Thursday, August 26, 2010

Constant input cannot kill my pain*

We’re a nation of junkies, mainlining continual electronic stimulation from smart phones, computers television screens and iPads — sometimes all at once.

Over the past couple of years there has been a slew of stories about the effects of constant stimulation on our brains. Basically, we’re addicts and our brains show it.

We get that little dopamine squirt every time we check our e-mail on our phone. Something “new” might be on there and boy do our brains like “new.” If we’re forced to withdraw from technological stimulation, we get agitated, irritable.

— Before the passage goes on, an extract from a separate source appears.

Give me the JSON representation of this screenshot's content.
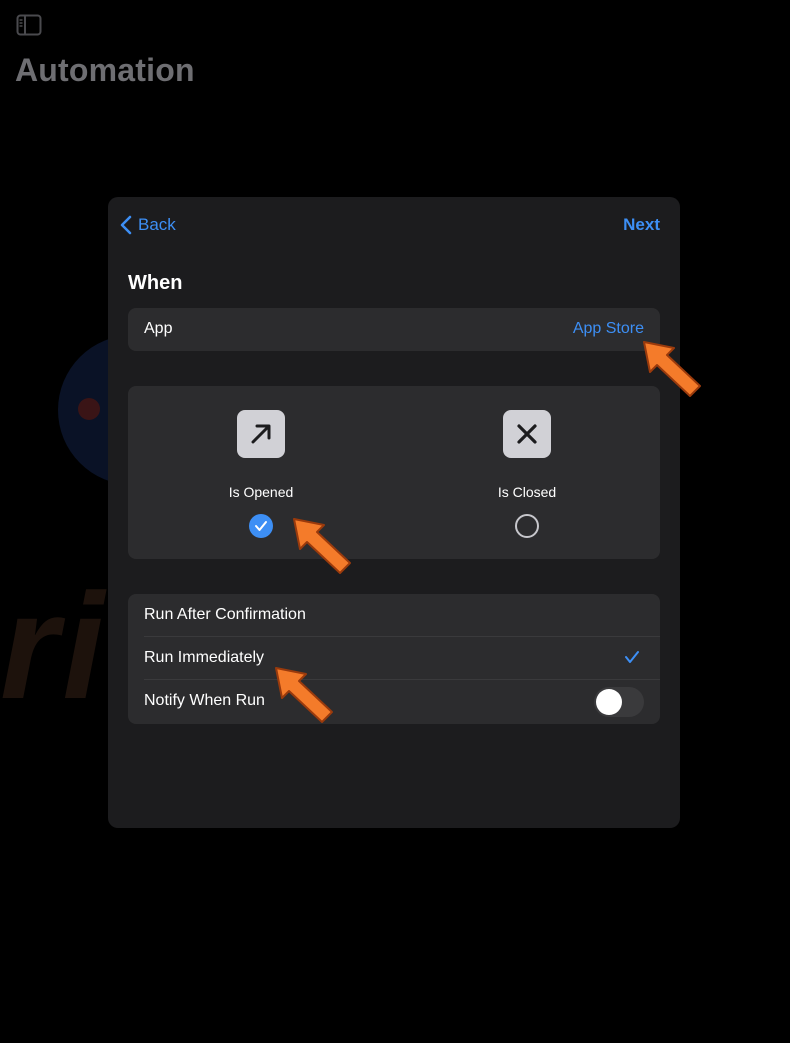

Dopamine is responsible for the euphoria that addicts chase, whether they get it from methamphetamine, alcohol, or Internet gambling. The addict becomes conditioned to compulsively seek, crave and recreate the sense of elation while off-line or off-drug. Whether it’s knocking back a few whiskeys or betting on the horses, dopamine transmits messages to the brain’s pleasure centers causing addicts to want to repeat those actions — over and over again, even if the addict is no longer experiencing the original pleasure and is aware of negative consequences...
The mental reward stimulation of the dopamine system is a powerful pull that non-addicts feel as well. ... Even checking email can become a compulsive behavior that’s hard to stop.
— Psychology Today magazine

That helps explain why people will text while driving, even though they really know that it’s insanely dangerous — more dangerous than driving drunk. (Car and Driver Magazine).

Now, I’m no Luddite. Computer technology, e-mail, smart phones all have made it easier to do my job — and do it better. I can gather information more quickly and have it up on The Nugget Web site in seconds if need be. No question, technology has made me more productive and that’s true for many, many people. That’s pretty cool.

In my off-work life, I love having fingertip access to obscure historical information and documents. The lyrics and chords for that song you’re trying to learn are right there and if you can’t figure out a guitar lick, chances are somebody has put a demo up on Youtube.

All that is great: really enhances the quality of life.

But it’s also all to easy to go down the rabbit hole of the Internet, forgetting the purpose of that original Google query, wasting an hour, two hours clicking off into some cyber maze, distracted, unproductive and actually fatigued.

And that temptation to pull out the smart phone to fill any second of downtime is pernicious.

From The New York Times:

“Almost certainly, downtime lets the brain go over experiences it’s had, solidify them and turn them into permanent long-term memories,” said Loren Frank, assistant professor in the department of physiology at the university, where he specializes in learning and memory. He said he believed that when the brain was constantly stimulated, “you prevent this learning process.”
At the University of Michigan, a study found that people learned significantly better after a walk in nature than after a walk in a dense urban environment, suggesting that processing a barrage of information leaves people fatigued.
Even though people feel entertained, even relaxed, when they multitask while exercising, or pass a moment at the bus stop by catching a quick video clip, they might be taxing their brains, scientists say.
“People think they’re refreshing themselves, but they’re fatiguing themselves,” said Marc Berman, a University of Michigan neuroscientist.

I think my brain is fighting back. Lately, I’ve taken to “forgetting” my cell phone when I go out after work. I take that as a healthy sign.

I’ve always been good about getting away from the noise. I get out to the woods with the phone off (still have it; it can be a lifesaving survival tool) and I prefer to workout with no distractions. But I’m thinking seriously about expanding those “tech-free zones” — hours where the cell phone is put away, the computer is off, the TV is off.

Tech rehab: an idea whose time has come.

* Apologies to Steve Earle

Jim Cornelius, Editor

No comments:

Post a Comment